▶ **About this exercise**
Below are some records. Copy every line in them that holds "Startup".
─── Task inputs ───
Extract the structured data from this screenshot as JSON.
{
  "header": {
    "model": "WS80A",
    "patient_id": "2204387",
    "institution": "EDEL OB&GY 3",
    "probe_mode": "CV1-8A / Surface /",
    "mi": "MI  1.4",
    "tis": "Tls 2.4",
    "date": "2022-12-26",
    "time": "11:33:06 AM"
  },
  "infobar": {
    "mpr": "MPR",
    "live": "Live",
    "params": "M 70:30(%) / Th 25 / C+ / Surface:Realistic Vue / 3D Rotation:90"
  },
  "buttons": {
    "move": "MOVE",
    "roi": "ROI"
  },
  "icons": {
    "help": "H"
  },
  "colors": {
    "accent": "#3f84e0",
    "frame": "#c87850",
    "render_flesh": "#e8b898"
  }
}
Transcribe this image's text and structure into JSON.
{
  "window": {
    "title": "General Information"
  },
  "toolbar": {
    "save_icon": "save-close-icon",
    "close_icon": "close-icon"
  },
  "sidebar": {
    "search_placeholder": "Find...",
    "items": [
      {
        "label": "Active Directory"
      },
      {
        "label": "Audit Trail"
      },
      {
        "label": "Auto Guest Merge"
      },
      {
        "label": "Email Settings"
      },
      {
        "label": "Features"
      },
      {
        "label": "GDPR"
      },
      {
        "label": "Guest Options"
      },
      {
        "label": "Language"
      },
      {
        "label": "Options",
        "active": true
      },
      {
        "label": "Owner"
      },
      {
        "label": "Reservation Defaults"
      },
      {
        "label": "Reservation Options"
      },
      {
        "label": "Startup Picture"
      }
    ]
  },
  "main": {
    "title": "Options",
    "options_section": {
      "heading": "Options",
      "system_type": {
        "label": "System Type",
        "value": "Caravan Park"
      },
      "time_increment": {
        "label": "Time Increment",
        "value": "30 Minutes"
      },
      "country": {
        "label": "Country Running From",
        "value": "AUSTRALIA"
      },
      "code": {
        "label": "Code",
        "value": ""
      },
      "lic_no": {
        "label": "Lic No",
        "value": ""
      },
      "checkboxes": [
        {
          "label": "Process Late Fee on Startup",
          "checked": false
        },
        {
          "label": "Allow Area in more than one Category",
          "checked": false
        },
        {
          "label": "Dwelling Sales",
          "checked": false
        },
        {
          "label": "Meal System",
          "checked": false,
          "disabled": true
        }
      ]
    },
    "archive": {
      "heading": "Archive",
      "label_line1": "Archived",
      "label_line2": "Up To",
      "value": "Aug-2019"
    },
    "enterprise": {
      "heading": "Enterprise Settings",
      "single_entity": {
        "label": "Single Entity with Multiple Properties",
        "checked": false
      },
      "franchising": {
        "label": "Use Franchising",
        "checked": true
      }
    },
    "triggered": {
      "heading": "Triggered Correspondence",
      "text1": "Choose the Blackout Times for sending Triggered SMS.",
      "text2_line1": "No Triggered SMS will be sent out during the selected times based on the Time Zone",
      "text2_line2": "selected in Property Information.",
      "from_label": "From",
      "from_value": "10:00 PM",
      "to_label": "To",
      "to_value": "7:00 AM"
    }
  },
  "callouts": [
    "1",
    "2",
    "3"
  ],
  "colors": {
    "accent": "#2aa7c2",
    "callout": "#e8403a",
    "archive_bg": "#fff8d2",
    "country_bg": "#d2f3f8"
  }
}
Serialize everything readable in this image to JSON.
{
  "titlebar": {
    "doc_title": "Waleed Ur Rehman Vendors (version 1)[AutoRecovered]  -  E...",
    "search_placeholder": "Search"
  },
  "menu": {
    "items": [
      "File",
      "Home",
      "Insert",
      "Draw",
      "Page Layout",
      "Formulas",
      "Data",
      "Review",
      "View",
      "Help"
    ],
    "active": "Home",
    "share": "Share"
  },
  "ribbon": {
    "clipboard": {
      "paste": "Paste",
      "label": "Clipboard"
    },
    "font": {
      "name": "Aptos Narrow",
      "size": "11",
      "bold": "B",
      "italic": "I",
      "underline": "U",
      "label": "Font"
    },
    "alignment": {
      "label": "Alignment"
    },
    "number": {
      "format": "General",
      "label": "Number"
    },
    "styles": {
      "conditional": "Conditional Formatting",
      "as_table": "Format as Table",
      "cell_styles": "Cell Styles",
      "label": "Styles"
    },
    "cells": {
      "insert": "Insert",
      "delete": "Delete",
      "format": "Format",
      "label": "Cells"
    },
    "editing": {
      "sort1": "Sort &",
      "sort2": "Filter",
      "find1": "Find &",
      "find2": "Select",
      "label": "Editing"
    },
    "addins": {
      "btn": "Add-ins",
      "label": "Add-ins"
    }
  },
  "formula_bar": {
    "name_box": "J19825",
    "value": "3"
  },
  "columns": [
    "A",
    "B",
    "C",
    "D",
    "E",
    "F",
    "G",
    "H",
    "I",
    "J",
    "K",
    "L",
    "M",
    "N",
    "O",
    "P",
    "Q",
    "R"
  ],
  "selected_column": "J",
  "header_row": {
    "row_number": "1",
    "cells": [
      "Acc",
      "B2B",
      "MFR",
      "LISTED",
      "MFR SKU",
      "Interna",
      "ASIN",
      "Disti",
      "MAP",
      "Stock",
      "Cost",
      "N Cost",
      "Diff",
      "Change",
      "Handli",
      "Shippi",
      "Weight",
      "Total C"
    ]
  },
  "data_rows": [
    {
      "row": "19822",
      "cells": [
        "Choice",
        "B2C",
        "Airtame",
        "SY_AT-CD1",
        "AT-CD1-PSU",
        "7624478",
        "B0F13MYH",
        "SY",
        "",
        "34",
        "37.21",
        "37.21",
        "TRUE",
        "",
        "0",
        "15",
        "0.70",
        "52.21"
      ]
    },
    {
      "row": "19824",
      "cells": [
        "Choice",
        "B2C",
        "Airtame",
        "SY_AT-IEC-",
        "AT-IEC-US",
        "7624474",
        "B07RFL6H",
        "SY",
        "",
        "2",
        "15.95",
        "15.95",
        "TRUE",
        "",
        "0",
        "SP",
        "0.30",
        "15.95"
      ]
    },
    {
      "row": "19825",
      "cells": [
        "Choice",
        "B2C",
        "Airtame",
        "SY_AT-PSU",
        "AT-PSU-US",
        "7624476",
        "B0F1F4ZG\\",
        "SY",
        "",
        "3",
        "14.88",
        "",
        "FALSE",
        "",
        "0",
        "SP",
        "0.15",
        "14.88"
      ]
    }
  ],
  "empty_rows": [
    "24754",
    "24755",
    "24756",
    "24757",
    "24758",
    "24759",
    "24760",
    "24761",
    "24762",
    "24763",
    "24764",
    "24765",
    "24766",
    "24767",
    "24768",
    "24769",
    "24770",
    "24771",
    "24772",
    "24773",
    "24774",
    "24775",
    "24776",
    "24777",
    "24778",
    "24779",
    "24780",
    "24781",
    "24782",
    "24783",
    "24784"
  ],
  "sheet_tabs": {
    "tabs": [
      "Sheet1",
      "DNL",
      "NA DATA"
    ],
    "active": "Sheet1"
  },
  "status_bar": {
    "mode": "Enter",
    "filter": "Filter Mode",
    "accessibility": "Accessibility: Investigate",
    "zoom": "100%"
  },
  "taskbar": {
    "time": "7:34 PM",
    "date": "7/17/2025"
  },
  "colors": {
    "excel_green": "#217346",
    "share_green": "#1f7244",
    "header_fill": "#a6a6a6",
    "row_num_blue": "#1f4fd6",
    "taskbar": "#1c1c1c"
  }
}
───
▶ **Expected answer**
        "label": "Startup Picture"
          "label": "Process Late Fee on Startup",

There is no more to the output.